Einstein’s Cosmos by Michio Kaku

Finished reading on July 21st, 2014

Rating: 9/10

Kaku’s “Einstein’s Cosmos” fits Albert Einstein’s life and work into less than 200 pages of highly readable story that gives insight into Special and General Relativity and also his try to find a Unified Field Theory without going into too much detail about the physics nor about Einstein’s private life… although you can read about Einstein not wearing socks. 102 more words

Book Review

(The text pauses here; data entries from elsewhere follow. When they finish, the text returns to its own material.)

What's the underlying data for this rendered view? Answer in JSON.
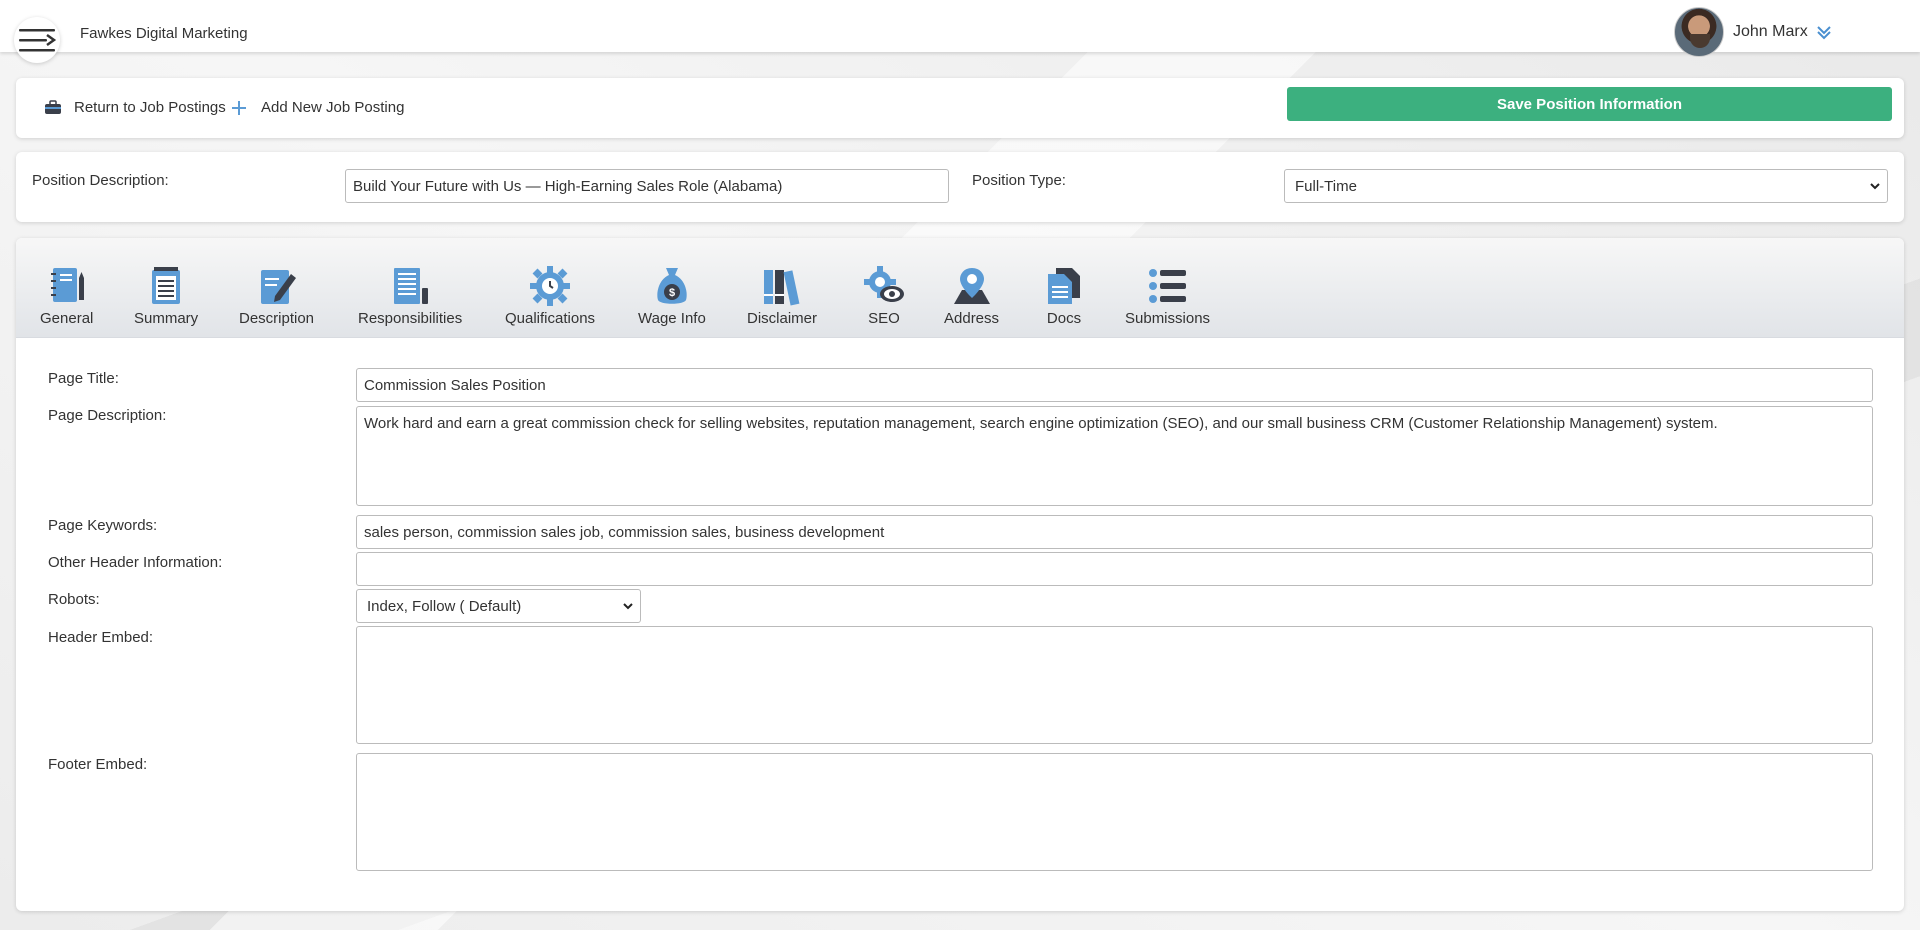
{
  "header": {
    "company": "Fawkes Digital Marketing",
    "user_name": "John Marx"
  },
  "actions": {
    "return_label": "Return to Job Postings",
    "add_label": "Add New Job Posting",
    "save_label": "Save Position Information"
  },
  "position": {
    "description_label": "Position Description:",
    "description_value": "Build Your Future with Us — High-Earning Sales Role (Alabama)",
    "type_label": "Position Type:",
    "type_value": "Full-Time"
  },
  "tabs": [
    {
      "label": "General",
      "icon": "notebook-icon"
    },
    {
      "label": "Summary",
      "icon": "notepad-icon"
    },
    {
      "label": "Description",
      "icon": "edit-document-icon"
    },
    {
      "label": "Responsibilities",
      "icon": "newspaper-icon"
    },
    {
      "label": "Qualifications",
      "icon": "gear-clock-icon"
    },
    {
      "label": "Wage Info",
      "icon": "money-bag-icon"
    },
    {
      "label": "Disclaimer",
      "icon": "books-icon"
    },
    {
      "label": "SEO",
      "icon": "gear-eye-icon"
    },
    {
      "label": "Address",
      "icon": "map-pin-icon"
    },
    {
      "label": "Docs",
      "icon": "documents-icon"
    },
    {
      "label": "Submissions",
      "icon": "list-icon"
    }
  ],
  "seo": {
    "page_title_label": "Page Title:",
    "page_title_value": "Commission Sales Position",
    "page_description_label": "Page Description:",
    "page_description_value": "Work hard and earn a great commission check for selling websites, reputation management, search engine optimization (SEO), and our small business CRM (Customer Relationship Management) system.",
    "page_keywords_label": "Page Keywords:",
    "page_keywords_value": "sales person, commission sales job, commission sales, business development",
    "other_header_label": "Other Header Information:",
    "other_header_value": "",
    "robots_label": "Robots:",
    "robots_value": "Index, Follow ( Default)",
    "header_embed_label": "Header Embed:",
    "header_embed_value": "",
    "footer_embed_label": "Footer Embed:",
    "footer_embed_value": ""
  },
  "colors": {
    "save_button": "#3cb07f",
    "icon_blue": "#5b9bd5",
    "icon_dark": "#3a3f4a"
  }
}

Wave property of electrons implies that they will show diffraction effects. Davisson and Germer demonstrated this by diffracting electrons from crystals. The law governing the diffraction from a crystal is obtained by requiring that electron waves reflected from the planes of atoms in a crystal interfere constructively (see in figure). 160 more words

Modern Physics

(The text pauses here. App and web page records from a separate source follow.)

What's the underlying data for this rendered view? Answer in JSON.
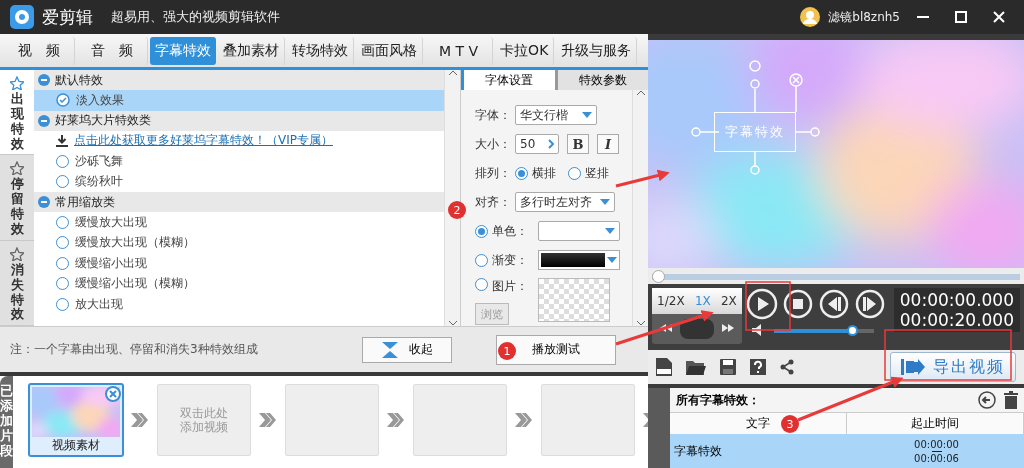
{
  "window": {
    "app_name": "爱剪辑",
    "slogan": "超易用、强大的视频剪辑软件",
    "user": "滤镜bl8znh5"
  },
  "tabs": [
    {
      "label": "视　频",
      "selected": false
    },
    {
      "label": "音　频",
      "selected": false
    },
    {
      "label": "字幕特效",
      "selected": true
    },
    {
      "label": "叠加素材",
      "selected": false
    },
    {
      "label": "转场特效",
      "selected": false
    },
    {
      "label": "画面风格",
      "selected": false
    },
    {
      "label": "M T V",
      "selected": false
    },
    {
      "label": "卡拉OK",
      "selected": false
    },
    {
      "label": "升级与服务",
      "selected": false
    }
  ],
  "side_tabs": [
    {
      "label": "出现特效",
      "selected": true
    },
    {
      "label": "停留特效",
      "selected": false
    },
    {
      "label": "消失特效",
      "selected": false
    }
  ],
  "effect_groups": [
    {
      "title": "默认特效",
      "items": [
        {
          "kind": "option",
          "label": "淡入效果",
          "selected": true
        }
      ]
    },
    {
      "title": "好莱坞大片特效类",
      "items": [
        {
          "kind": "link",
          "label": "点击此处获取更多好莱坞字幕特效！（VIP专属）"
        },
        {
          "kind": "option",
          "label": "沙砾飞舞",
          "selected": false
        },
        {
          "kind": "option",
          "label": "缤纷秋叶",
          "selected": false
        }
      ]
    },
    {
      "title": "常用缩放类",
      "items": [
        {
          "kind": "option",
          "label": "缓慢放大出现",
          "selected": false
        },
        {
          "kind": "option",
          "label": "缓慢放大出现（模糊）",
          "selected": false
        },
        {
          "kind": "option",
          "label": "缓慢缩小出现",
          "selected": false
        },
        {
          "kind": "option",
          "label": "缓慢缩小出现（模糊）",
          "selected": false
        },
        {
          "kind": "option",
          "label": "放大出现",
          "selected": false
        }
      ]
    }
  ],
  "settings": {
    "tabs": [
      {
        "label": "字体设置",
        "selected": true
      },
      {
        "label": "特效参数",
        "selected": false
      }
    ],
    "font_label": "字体：",
    "font": "华文行楷",
    "size_label": "大小：",
    "size": "50",
    "bold": "B",
    "italic": "I",
    "layout_label": "排列：",
    "layouts": [
      {
        "label": "横排",
        "selected": true
      },
      {
        "label": "竖排",
        "selected": false
      }
    ],
    "align_label": "对齐：",
    "align": "多行时左对齐",
    "fills": [
      {
        "kind": "solid",
        "label": "单色：",
        "selected": true
      },
      {
        "kind": "gradient",
        "label": "渐变：",
        "selected": false
      },
      {
        "label": "图片：",
        "selected": false
      }
    ],
    "browse": {
      "label": "浏览",
      "disabled": true
    },
    "play_test": "播放测试"
  },
  "note": "注：一个字幕由出现、停留和消失3种特效组成",
  "collapse": "收起",
  "preview": {
    "caption": "字幕特效",
    "seek": {
      "level": 0
    }
  },
  "speeds": [
    {
      "label": "1/2X",
      "selected": false
    },
    {
      "label": "1X",
      "selected": true
    },
    {
      "label": "2X",
      "selected": false
    }
  ],
  "times": [
    "00:00:00.000",
    "00:00:20.000"
  ],
  "volume": {
    "level": 0.82
  },
  "export": "导出视频",
  "subtitle_list": {
    "title": "所有字幕特效：",
    "columns": [
      "文字",
      "起止时间"
    ],
    "rows": [
      {
        "text": "字幕特效",
        "start": "00:00:00",
        "end": "00:00:06",
        "selected": true
      }
    ]
  },
  "clips_label": "已添加片段",
  "clips": [
    {
      "kind": "video",
      "label": "视频素材"
    },
    {
      "kind": "add",
      "lines": [
        "双击此处",
        "添加视频"
      ]
    },
    {
      "kind": "empty"
    },
    {
      "kind": "empty"
    },
    {
      "kind": "empty"
    }
  ],
  "annotations": [
    {
      "label": "1"
    },
    {
      "label": "2"
    },
    {
      "label": "3"
    }
  ]
}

Photon of frequency ν has a momentum associated with it. If c is the velocity of light, the momentum is

(1) ν/c (2) hνc  (3) hν/c2 (4) hν/c

Modern Physics

. In gamma ray emission from a nucleus

(1) both the neutron number and the proton number change

(2) there is no change in the proton number & the neutron number. 10 more words

Modern Physics

The ‘rad’ is the correct unit used to report the measurement of

(A) the rate of decay of radioactive source

(B) the ability of a beam of gamma ray photons to produce ions in a target… 15 more words

Modern Physics

The (Brout-Englert) Higgs boson and the Stability of the Universe

So last night social media went mad with a story about the higgs boson destroying the universe, which I slowly realised was about my own work which my (very good) student Robert Hogan… 878 more words

Down the Quantum Hole reblogged this on Down the Quantum Hole and commented:

Insightful comments shedding light on the recent social media buzz about the Higgs, BICEP 2 and the possibility of the universe collapsing, from the co-author of the original paper, Dr. Malcolm Fairbairn.

The Principle of Galilean Relativity

When watching your dog run through the field after a tennis ball you are watching an event happen. You would see the event differently if you were standing than if you were running next to your dog. 247 more words